As Oktoberfest celebrations kick off around the world, let’s look at how much tax European Union (EU) countries add to the world’s favorite alcoholic beverage.
All Related Articles
The Spanish election results are moving the country away from pro-growth tax reforms while launching the government’s tax agenda, and the agenda of the Spanish presidency of the Council of the European Union, into uncertainty.
The EU’s recent VAT reform is an example of a win for governments, consumers, and companies. Charting a new path toward a more successful tax system.
As the EU pursues massive changes in public policy as part of its green transition, expect fuel taxes to be central to any policy discussions.
The European Commission proposed a new source of revenue as part of its second basket of own resources: a “temporary statistical own resource based on company profits.” This is an attempt to bolster the EU’s budget as it repays its debt.
Lawmakers should focus on simplifying the federal tax code, creating stability, and broadly improving economic incentives. There are incremental steps that can be made on the path to fundamental tax reform.
When a country has a broad base with a simple and transparent tax code, small rate changes have little influence.
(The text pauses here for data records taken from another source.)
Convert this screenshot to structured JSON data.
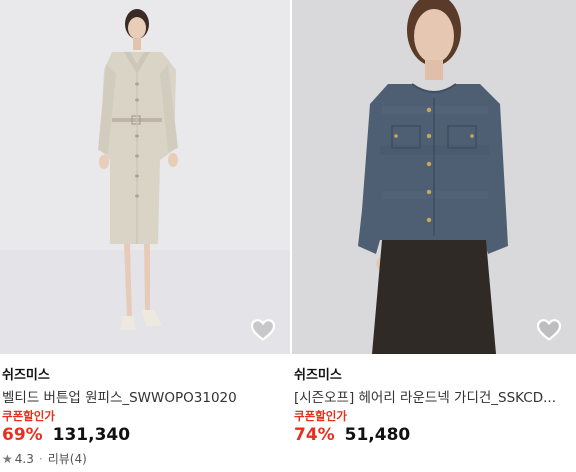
{
  "products": [
    {
      "brand": "쉬즈미스",
      "title": "벨티드 버튼업 원피스_SWWOPO31020",
      "coupon_label": "쿠폰할인가",
      "discount": "69%",
      "price": "131,340",
      "rating": "4.3",
      "review_label": "리뷰(4)",
      "image_icon": "dress-photo",
      "wishlist_icon": "heart-outline-icon"
    },
    {
      "brand": "쉬즈미스",
      "title": "[시즌오프] 헤어리 라운드넥 가디건_SSKCD...",
      "coupon_label": "쿠폰할인가",
      "discount": "74%",
      "price": "51,480",
      "image_icon": "cardigan-photo",
      "wishlist_icon": "heart-outline-icon"
    }
  ],
  "colors": {
    "accent_red": "#e5301f",
    "left_bg": "#e9e9ec",
    "right_bg": "#d9d9db"
  }
}
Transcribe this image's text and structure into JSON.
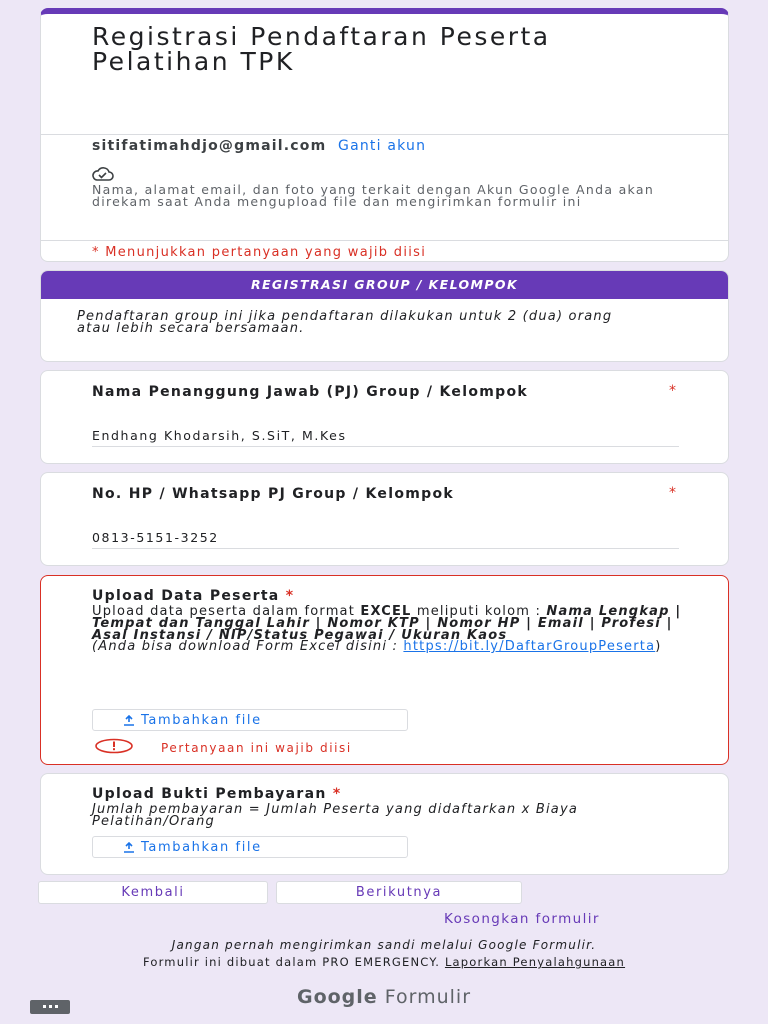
{
  "form": {
    "title": "Registrasi Pendaftaran Peserta Pelatihan TPK",
    "account_email": "sitifatimahdjo@gmail.com",
    "switch_account": "Ganti akun",
    "privacy_note": "Nama, alamat email, dan foto yang terkait dengan Akun Google Anda akan direkam saat Anda mengupload file dan mengirimkan formulir ini",
    "required_note": "* Menunjukkan pertanyaan yang wajib diisi"
  },
  "section": {
    "title": "REGISTRASI GROUP / KELOMPOK",
    "description": "Pendaftaran group ini jika pendaftaran dilakukan untuk 2 (dua) orang atau lebih secara bersamaan."
  },
  "questions": {
    "pj_name": {
      "title": "Nama Penanggung Jawab (PJ) Group / Kelompok",
      "required_mark": "*",
      "value": "Endhang Khodarsih, S.SiT, M.Kes"
    },
    "pj_phone": {
      "title": "No. HP / Whatsapp PJ Group / Kelompok",
      "required_mark": "*",
      "value": "0813-5151-3252"
    },
    "upload_data": {
      "title": "Upload Data Peserta",
      "required_mark": "*",
      "desc_1": "Upload data peserta dalam format ",
      "desc_excel": "EXCEL",
      "desc_2": " meliputi kolom : ",
      "desc_columns": "Nama Lengkap | Tempat dan Tanggal Lahir | Nomor KTP | Nomor HP | Email | Profesi | Asal Instansi / NIP/Status Pegawai / Ukuran Kaos",
      "desc_download": "(Anda bisa download Form Excel disini : ",
      "download_link": "https://bit.ly/DaftarGroupPeserta",
      "desc_close": ")",
      "add_file": "Tambahkan file",
      "error": "Pertanyaan ini wajib diisi"
    },
    "upload_payment": {
      "title": "Upload Bukti Pembayaran",
      "required_mark": "*",
      "description": "Jumlah pembayaran = Jumlah Peserta yang didaftarkan x Biaya Pelatihan/Orang",
      "add_file": "Tambahkan file"
    }
  },
  "nav": {
    "back": "Kembali",
    "next": "Berikutnya",
    "clear": "Kosongkan formulir"
  },
  "footer": {
    "warning": "Jangan pernah mengirimkan sandi melalui Google Formulir.",
    "made_by": "Formulir ini dibuat dalam PRO EMERGENCY. ",
    "report": "Laporkan Penyalahgunaan",
    "logo_google": "Google",
    "logo_forms": " Formulir"
  },
  "colors": {
    "accent": "#673ab7",
    "background": "#ede7f6",
    "error": "#d93025",
    "link": "#1a73e8"
  },
  "icons": [
    "cloud-icon",
    "upload-icon",
    "error-icon",
    "feedback-icon"
  ]
}
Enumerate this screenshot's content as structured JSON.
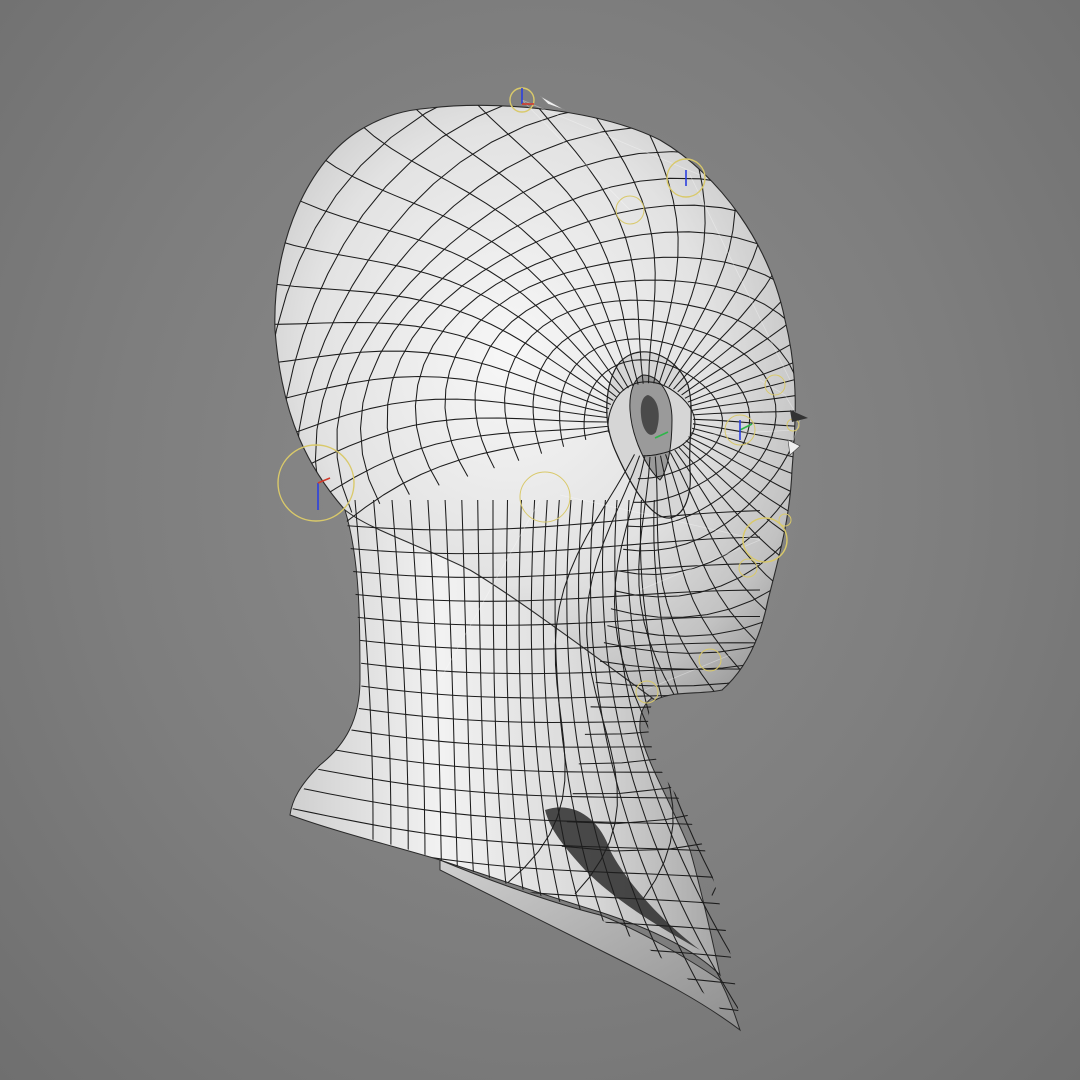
{
  "viewport": {
    "background_color": "#808080",
    "mesh_fill_color": "#e4e4e4",
    "wire_color": "#1d1d1d",
    "handle_color": "#d9c96a",
    "gizmo_colors": {
      "x": "#d23a2a",
      "y": "#2b3fe0",
      "z": "#2fb54a"
    }
  },
  "model": {
    "icon": "head-mesh-icon"
  }
}
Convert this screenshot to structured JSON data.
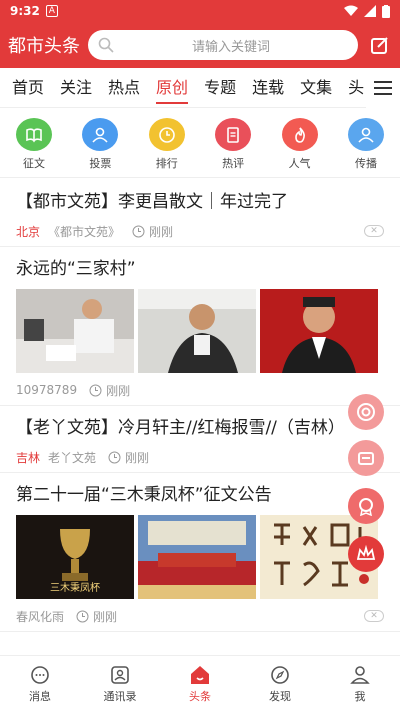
{
  "status": {
    "time": "9:32",
    "notif_icon": "A"
  },
  "header": {
    "brand": "都市头条",
    "search_placeholder": "请输入关键词"
  },
  "tabs": [
    "首页",
    "关注",
    "热点",
    "原创",
    "专题",
    "连载",
    "文集",
    "头"
  ],
  "active_tab": 3,
  "quick": [
    {
      "label": "征文",
      "color": "#5ac455",
      "icon": "book-icon"
    },
    {
      "label": "投票",
      "color": "#4a9bef",
      "icon": "person-icon"
    },
    {
      "label": "排行",
      "color": "#f2c230",
      "icon": "clock-icon"
    },
    {
      "label": "热评",
      "color": "#e9505a",
      "icon": "document-icon"
    },
    {
      "label": "人气",
      "color": "#f25a52",
      "icon": "fire-icon"
    },
    {
      "label": "传播",
      "color": "#5aa6ee",
      "icon": "person-icon"
    }
  ],
  "articles": [
    {
      "title": "【都市文苑】李更昌散文｜年过完了",
      "loc": "北京",
      "source": "《都市文苑》",
      "time": "刚刚"
    },
    {
      "title": "永远的“三家村”",
      "source": "10978789",
      "time": "刚刚"
    },
    {
      "title": "【老丫文苑】冷月轩主//红梅报雪//（吉林）",
      "loc": "吉林",
      "source": "老丫文苑",
      "time": "刚刚"
    },
    {
      "title": "第二十一届“三木秉凤杯”征文公告",
      "source": "春风化雨",
      "time": "刚刚",
      "thumb1_caption": "三木秉凤杯"
    }
  ],
  "bottom_nav": [
    {
      "label": "消息",
      "icon": "message-icon"
    },
    {
      "label": "通讯录",
      "icon": "contacts-icon"
    },
    {
      "label": "头条",
      "icon": "home-icon"
    },
    {
      "label": "发现",
      "icon": "compass-icon"
    },
    {
      "label": "我",
      "icon": "profile-icon"
    }
  ],
  "colors": {
    "brand": "#e23a3a"
  }
}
Therefore, policymakers shouldn’t only focus on rate changes when it comes to increasing tax competitiveness.
When it comes to EU-level tax policy ideas, competitiveness seems to be less of a priority than raising revenue or pursuing social objectives.
While some temporary policies can help in a crisis, policymakers should focus their efforts on sustainable policies that support growth and the resilience of businesses (and government coffers) over the long term.
Our recent policy conference brought together academics and political leaders to present research on some of the most pressing issues in global tax policy and to discuss solutions that can unlock genuine global growth.